Dataset rows describing interfaces:

* * * *

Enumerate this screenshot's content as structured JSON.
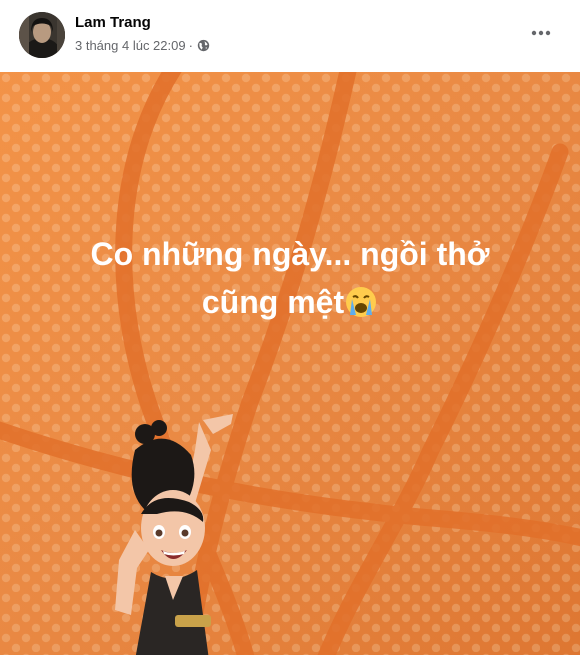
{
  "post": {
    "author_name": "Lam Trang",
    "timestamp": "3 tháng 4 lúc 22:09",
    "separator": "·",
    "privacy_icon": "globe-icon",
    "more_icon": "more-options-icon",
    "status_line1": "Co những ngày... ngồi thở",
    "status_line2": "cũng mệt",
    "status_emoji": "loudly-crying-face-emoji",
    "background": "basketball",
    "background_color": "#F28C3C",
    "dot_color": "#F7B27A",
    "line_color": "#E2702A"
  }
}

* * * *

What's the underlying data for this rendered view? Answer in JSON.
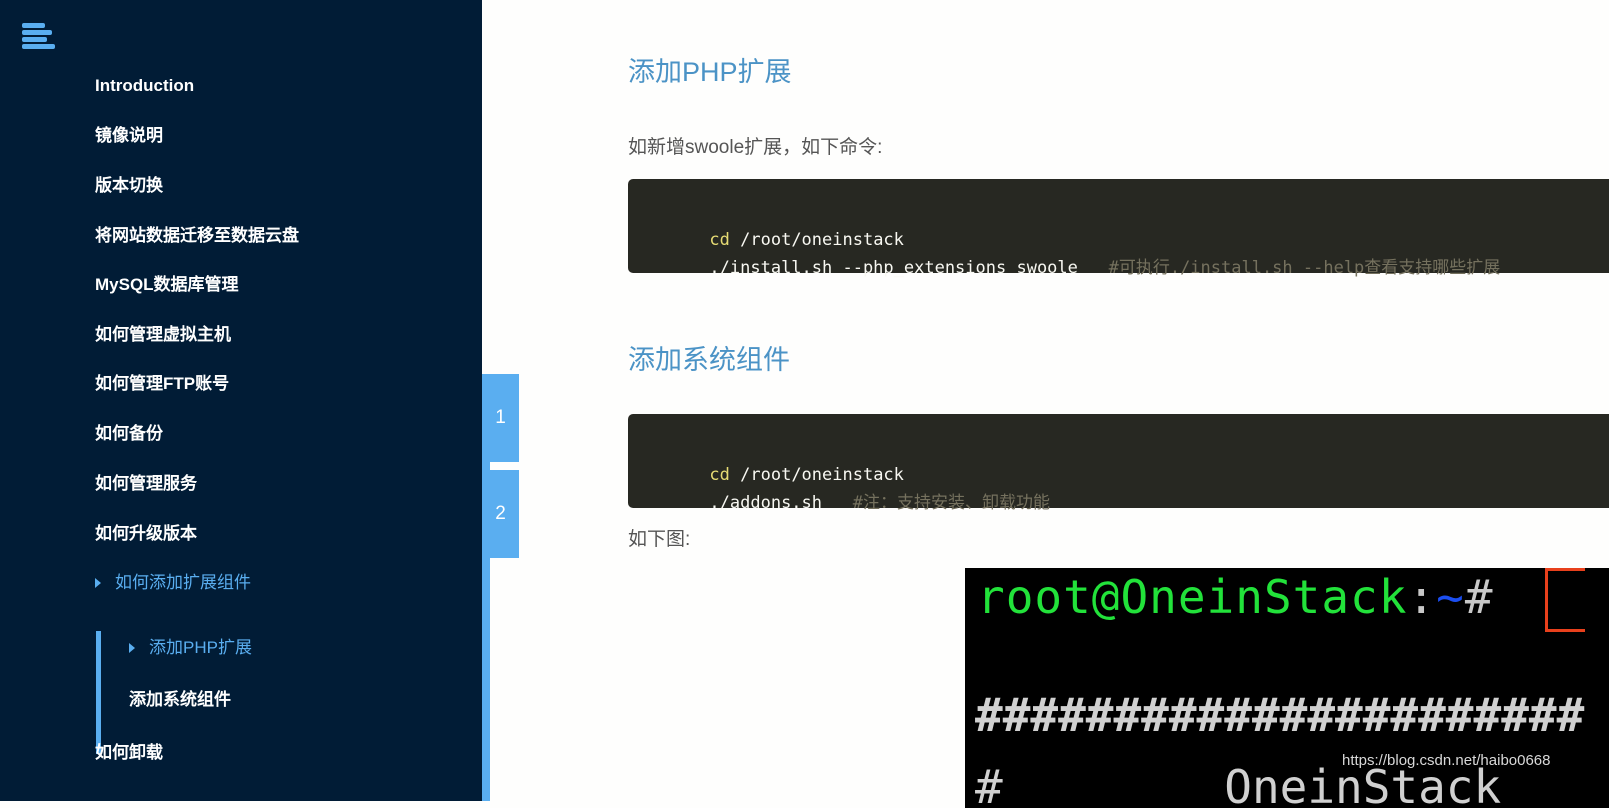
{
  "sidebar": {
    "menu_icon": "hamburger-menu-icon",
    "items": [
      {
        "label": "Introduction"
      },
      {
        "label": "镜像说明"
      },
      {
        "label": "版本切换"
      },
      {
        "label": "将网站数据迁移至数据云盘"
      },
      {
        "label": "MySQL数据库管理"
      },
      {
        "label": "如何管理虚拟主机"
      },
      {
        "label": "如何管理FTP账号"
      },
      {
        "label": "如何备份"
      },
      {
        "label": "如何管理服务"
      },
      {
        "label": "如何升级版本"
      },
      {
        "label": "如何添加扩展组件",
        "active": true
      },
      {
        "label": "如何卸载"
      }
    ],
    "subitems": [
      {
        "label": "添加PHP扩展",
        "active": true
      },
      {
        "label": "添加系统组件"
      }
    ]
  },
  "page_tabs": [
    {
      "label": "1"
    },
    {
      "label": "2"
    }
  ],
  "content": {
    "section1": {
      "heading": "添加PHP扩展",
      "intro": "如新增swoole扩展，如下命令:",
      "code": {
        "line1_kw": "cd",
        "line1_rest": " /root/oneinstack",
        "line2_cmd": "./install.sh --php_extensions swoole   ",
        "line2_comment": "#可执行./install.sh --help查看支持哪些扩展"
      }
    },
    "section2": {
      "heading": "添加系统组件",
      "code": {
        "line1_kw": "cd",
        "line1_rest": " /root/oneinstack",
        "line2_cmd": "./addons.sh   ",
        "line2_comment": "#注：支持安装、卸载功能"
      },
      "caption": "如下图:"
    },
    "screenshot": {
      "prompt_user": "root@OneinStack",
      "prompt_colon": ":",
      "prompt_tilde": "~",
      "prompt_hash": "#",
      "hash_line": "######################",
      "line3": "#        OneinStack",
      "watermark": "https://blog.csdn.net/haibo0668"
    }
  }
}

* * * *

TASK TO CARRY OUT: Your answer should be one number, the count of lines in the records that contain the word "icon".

ANSWER BELOW: 3